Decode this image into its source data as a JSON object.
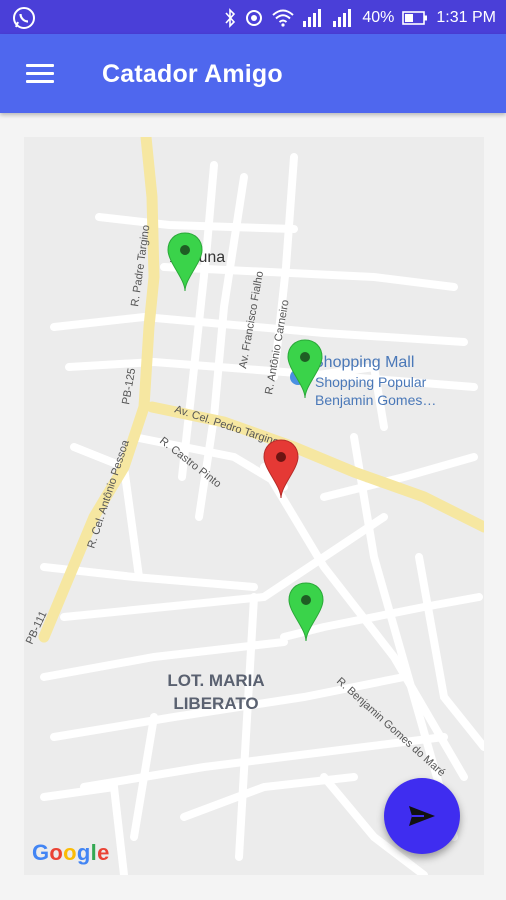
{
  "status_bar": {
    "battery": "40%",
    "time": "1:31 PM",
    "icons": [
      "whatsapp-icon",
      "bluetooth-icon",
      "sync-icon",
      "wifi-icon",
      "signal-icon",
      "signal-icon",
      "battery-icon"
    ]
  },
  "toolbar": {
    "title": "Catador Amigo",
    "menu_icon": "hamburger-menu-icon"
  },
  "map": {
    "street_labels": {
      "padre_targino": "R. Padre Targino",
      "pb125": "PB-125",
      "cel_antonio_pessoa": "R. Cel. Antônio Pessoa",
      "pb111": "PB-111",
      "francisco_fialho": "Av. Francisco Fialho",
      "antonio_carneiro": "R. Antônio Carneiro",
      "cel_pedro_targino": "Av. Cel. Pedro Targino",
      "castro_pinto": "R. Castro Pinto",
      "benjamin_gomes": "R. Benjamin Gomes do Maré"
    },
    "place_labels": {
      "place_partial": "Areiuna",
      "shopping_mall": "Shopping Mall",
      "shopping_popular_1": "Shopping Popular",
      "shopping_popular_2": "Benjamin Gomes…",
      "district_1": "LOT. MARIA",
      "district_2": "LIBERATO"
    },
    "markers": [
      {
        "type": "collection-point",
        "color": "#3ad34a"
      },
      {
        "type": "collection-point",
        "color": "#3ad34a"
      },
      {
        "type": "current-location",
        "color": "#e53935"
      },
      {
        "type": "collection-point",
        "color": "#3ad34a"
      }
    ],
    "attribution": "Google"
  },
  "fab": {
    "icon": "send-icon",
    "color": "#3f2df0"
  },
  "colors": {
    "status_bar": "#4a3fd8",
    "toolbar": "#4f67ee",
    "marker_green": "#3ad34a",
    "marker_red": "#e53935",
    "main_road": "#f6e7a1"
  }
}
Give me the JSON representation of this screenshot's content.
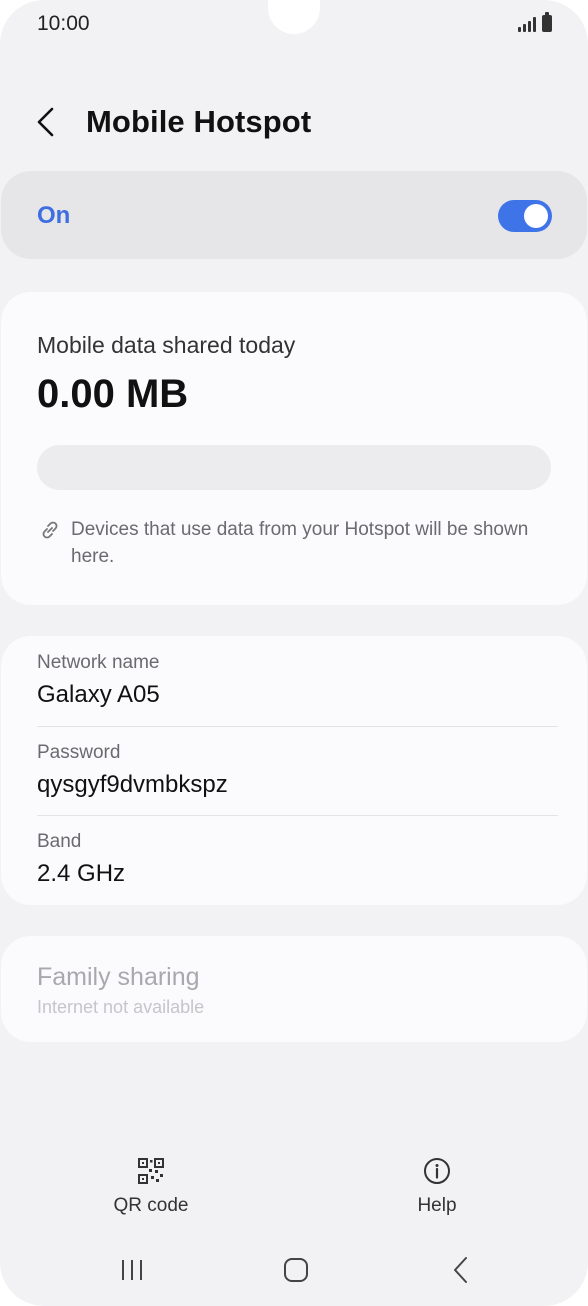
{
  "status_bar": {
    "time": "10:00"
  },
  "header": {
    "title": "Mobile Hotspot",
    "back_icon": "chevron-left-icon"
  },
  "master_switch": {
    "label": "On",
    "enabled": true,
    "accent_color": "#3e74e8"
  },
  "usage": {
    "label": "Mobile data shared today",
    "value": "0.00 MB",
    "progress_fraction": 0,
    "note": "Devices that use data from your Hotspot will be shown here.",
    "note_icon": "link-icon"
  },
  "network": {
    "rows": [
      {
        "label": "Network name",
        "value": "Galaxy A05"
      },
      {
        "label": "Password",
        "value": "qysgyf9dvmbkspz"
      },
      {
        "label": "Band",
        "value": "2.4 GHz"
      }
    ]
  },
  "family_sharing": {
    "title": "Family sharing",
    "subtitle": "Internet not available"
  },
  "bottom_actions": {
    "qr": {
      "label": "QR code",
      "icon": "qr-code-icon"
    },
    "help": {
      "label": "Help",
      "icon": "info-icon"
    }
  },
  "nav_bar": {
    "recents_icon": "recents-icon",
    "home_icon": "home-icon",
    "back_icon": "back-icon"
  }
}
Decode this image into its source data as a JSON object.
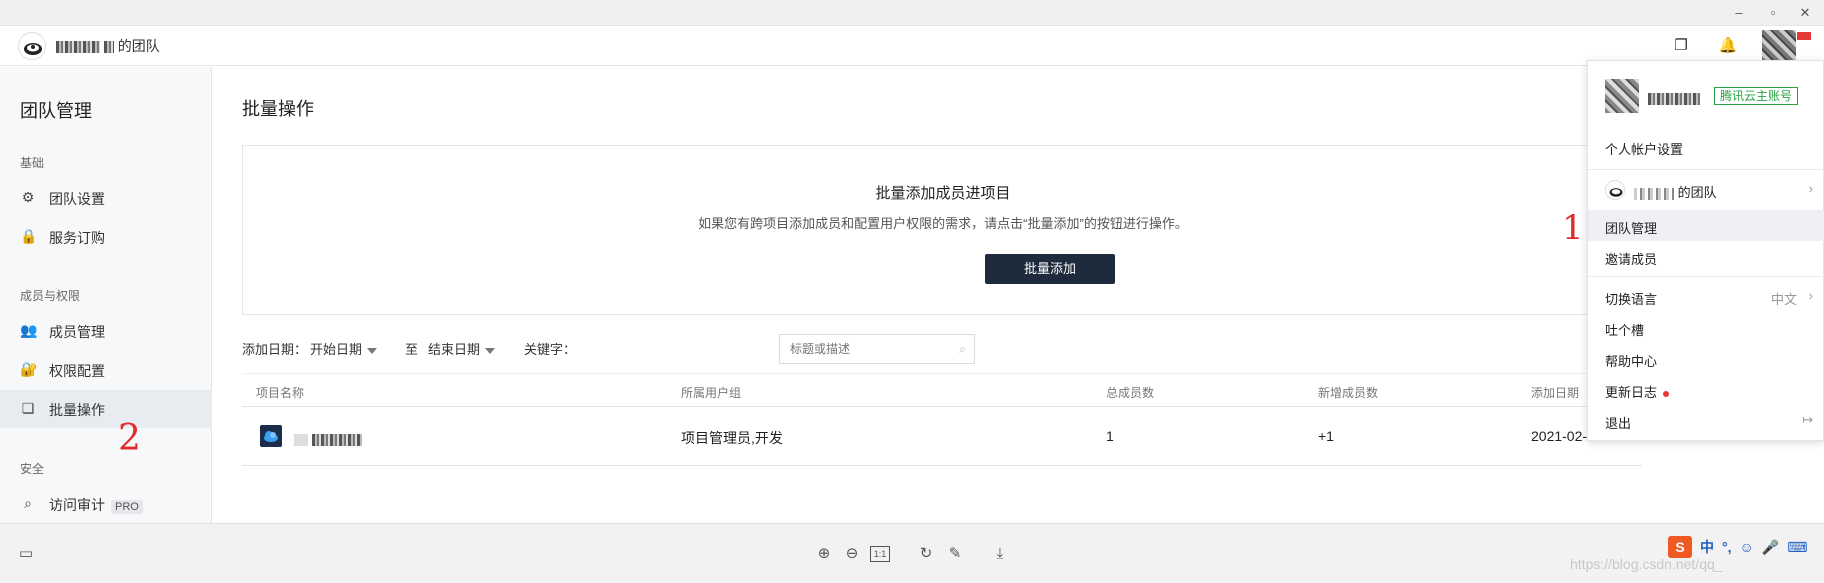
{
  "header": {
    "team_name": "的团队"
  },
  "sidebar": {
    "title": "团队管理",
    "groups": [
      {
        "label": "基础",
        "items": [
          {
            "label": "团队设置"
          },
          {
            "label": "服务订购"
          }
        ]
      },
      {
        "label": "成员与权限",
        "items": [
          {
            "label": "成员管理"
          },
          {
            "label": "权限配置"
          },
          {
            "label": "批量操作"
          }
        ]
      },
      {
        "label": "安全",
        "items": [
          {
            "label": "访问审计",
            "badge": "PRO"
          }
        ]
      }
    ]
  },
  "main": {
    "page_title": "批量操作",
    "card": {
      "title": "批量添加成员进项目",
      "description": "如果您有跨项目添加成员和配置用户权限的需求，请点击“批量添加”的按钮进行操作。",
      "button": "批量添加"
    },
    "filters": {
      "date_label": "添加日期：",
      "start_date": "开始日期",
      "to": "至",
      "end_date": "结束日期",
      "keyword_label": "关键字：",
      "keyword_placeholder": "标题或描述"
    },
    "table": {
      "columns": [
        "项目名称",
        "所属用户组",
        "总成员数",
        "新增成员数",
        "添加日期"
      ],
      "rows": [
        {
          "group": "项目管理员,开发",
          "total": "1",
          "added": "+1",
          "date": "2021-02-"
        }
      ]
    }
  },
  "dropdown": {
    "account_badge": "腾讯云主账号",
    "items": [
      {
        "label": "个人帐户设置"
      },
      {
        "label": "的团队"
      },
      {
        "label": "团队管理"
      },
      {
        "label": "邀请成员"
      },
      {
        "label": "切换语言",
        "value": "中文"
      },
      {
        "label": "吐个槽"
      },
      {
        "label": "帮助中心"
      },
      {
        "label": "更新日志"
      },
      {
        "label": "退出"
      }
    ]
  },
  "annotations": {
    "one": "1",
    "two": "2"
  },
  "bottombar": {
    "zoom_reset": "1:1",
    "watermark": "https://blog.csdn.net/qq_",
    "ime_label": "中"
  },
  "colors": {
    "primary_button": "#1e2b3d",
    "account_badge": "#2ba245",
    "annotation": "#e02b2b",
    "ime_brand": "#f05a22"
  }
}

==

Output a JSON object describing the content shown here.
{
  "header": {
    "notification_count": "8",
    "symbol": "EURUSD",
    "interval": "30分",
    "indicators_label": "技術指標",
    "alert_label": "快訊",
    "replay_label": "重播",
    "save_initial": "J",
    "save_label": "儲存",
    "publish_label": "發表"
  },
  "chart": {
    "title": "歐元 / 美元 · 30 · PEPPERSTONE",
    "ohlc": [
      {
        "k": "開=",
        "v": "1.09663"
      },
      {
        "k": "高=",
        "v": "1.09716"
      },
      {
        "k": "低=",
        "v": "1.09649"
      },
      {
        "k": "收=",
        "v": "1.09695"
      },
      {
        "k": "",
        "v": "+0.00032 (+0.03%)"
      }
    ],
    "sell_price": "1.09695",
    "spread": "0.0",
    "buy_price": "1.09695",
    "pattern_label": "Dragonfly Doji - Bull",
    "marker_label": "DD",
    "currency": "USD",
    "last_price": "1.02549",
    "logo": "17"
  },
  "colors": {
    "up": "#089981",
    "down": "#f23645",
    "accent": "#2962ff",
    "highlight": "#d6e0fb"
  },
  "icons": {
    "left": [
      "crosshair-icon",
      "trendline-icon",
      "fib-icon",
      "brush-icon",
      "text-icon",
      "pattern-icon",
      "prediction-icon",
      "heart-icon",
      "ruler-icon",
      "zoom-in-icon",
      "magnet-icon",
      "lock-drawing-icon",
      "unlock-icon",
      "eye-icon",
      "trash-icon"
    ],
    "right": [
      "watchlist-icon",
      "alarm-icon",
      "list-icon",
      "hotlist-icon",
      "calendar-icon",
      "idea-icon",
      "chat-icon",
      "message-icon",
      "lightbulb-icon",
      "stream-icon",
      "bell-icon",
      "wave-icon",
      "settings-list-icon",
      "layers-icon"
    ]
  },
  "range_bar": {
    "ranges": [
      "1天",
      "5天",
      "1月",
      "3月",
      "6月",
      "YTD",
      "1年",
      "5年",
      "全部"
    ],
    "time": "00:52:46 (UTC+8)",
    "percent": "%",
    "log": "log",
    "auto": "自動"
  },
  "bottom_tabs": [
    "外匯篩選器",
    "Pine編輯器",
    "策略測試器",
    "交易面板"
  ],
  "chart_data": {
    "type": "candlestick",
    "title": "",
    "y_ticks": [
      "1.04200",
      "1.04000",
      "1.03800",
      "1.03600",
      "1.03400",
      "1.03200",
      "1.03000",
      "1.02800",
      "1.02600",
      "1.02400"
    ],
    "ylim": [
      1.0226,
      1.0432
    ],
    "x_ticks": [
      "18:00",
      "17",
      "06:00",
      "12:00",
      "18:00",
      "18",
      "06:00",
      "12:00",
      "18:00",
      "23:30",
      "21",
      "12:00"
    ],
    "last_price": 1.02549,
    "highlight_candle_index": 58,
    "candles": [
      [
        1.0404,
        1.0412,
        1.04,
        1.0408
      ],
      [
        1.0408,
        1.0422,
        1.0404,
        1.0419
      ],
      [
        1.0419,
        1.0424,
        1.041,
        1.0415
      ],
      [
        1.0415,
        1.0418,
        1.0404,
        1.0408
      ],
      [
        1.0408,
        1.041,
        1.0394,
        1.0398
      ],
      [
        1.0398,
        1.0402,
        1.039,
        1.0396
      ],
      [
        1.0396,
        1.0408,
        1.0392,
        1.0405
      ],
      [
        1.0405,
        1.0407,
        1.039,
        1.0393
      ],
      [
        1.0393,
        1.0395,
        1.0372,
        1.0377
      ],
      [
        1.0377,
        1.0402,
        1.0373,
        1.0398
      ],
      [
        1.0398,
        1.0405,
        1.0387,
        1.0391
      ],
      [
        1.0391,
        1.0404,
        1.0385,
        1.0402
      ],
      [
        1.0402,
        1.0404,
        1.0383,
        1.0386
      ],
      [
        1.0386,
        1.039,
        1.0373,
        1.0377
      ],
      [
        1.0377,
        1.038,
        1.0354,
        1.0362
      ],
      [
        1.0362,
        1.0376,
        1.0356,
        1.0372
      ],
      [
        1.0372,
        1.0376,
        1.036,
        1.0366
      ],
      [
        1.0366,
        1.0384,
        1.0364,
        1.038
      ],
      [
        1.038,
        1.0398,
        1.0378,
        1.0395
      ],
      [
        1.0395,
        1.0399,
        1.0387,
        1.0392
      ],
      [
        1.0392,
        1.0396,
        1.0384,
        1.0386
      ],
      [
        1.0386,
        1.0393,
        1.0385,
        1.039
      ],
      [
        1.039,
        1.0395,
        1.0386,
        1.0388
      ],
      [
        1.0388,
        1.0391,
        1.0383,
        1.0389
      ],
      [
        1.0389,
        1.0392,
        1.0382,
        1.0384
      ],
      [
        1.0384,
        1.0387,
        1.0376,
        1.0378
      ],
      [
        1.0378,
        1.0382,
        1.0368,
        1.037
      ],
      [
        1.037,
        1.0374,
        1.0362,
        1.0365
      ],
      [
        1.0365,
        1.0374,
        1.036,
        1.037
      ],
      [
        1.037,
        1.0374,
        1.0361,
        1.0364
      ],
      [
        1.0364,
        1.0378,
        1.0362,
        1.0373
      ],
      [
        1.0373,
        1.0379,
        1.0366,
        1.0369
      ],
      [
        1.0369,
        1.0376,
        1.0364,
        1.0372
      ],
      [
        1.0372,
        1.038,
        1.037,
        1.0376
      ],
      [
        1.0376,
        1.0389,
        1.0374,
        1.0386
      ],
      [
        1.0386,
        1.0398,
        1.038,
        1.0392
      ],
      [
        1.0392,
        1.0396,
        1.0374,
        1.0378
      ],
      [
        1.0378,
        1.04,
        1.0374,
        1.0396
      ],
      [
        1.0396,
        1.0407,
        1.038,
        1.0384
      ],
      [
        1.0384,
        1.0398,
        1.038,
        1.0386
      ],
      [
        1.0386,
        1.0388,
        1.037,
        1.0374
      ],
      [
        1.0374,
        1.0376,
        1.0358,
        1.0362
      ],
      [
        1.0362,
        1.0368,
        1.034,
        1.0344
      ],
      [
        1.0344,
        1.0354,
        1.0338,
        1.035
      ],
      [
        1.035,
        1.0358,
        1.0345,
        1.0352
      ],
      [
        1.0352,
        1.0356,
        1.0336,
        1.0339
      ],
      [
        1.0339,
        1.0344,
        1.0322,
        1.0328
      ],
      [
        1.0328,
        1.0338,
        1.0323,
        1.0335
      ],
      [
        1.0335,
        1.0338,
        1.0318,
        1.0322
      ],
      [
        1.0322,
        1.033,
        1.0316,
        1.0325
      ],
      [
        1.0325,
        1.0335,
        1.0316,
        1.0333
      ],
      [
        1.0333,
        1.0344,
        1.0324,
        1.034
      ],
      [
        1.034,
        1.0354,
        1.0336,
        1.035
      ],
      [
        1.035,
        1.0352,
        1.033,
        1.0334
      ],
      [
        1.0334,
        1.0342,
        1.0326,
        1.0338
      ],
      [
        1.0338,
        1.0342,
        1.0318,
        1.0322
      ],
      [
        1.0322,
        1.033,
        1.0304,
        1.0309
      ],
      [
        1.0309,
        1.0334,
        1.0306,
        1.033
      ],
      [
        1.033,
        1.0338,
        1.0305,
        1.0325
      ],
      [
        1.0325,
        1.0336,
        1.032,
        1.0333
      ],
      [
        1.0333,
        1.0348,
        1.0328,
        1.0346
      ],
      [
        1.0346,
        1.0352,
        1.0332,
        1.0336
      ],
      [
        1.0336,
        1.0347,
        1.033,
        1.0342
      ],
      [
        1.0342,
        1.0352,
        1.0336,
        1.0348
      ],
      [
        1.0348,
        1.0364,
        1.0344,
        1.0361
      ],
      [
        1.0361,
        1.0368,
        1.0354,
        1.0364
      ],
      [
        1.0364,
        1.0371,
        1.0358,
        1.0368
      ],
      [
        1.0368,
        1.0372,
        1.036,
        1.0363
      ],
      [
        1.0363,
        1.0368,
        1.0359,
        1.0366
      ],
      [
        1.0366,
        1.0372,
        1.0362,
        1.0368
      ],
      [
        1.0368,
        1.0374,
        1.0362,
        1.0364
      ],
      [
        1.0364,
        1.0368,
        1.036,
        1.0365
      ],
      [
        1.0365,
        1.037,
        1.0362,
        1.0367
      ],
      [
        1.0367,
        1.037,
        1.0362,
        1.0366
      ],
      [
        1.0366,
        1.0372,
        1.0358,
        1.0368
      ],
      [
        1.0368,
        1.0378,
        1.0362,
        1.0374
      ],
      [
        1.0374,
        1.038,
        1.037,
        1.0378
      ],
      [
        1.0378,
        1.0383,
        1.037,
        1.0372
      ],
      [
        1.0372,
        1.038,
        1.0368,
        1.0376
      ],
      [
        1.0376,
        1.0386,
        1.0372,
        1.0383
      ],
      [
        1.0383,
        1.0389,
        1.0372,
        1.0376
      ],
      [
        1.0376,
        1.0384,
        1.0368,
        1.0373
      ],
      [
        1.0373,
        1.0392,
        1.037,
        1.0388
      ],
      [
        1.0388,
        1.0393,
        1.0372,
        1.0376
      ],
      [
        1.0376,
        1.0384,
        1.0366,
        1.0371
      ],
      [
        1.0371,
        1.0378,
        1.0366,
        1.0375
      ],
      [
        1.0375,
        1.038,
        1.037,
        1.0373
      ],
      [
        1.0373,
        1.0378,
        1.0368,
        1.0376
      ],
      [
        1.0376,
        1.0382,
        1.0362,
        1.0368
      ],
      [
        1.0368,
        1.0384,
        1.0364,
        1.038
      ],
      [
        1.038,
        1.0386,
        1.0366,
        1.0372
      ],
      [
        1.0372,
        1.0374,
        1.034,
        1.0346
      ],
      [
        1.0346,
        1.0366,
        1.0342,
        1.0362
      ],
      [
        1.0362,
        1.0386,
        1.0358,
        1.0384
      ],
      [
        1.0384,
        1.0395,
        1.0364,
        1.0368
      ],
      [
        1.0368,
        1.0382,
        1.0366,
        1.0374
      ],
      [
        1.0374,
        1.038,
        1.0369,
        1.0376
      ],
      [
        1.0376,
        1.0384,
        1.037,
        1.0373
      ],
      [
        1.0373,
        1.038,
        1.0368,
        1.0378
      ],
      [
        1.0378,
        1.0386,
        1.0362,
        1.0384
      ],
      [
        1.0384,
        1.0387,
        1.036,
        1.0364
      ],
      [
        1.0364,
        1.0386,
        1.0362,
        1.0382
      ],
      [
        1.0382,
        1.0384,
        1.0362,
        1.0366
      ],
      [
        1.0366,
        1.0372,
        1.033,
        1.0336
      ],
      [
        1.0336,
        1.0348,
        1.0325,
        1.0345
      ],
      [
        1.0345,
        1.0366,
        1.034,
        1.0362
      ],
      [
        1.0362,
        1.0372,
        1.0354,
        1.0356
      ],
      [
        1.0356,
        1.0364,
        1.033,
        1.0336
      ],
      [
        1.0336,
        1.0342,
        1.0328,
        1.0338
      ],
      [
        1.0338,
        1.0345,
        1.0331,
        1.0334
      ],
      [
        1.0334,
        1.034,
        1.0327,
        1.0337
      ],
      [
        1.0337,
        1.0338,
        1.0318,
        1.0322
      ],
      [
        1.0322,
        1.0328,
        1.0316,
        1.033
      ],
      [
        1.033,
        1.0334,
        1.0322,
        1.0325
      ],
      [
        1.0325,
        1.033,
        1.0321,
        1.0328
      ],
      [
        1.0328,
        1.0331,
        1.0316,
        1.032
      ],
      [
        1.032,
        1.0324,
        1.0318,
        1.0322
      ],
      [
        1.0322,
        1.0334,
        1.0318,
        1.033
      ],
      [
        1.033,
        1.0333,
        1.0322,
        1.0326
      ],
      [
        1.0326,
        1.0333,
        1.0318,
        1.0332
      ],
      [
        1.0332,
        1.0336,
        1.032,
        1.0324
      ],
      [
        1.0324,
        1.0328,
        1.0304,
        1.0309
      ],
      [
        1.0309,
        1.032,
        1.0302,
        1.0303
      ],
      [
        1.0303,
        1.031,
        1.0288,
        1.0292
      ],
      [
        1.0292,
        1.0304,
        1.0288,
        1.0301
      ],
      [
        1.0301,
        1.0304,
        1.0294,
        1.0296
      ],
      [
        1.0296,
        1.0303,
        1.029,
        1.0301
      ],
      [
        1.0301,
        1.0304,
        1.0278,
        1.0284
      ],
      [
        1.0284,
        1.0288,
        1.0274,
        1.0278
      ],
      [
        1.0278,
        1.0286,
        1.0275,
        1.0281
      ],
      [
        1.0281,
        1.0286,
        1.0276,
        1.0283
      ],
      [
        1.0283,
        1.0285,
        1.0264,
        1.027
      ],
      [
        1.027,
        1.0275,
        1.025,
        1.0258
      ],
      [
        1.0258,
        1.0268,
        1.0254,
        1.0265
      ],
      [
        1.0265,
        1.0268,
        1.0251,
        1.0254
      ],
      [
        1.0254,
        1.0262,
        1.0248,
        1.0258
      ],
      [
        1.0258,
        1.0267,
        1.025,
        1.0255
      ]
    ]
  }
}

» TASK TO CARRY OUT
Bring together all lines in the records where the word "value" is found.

» FINISHED TASK
    "value": "0.00 MB",
        "value": "Galaxy A05"
        "value": "qysgyf9dvmbkspz"
        "value": "2.4 GHz"
        "value": "中文"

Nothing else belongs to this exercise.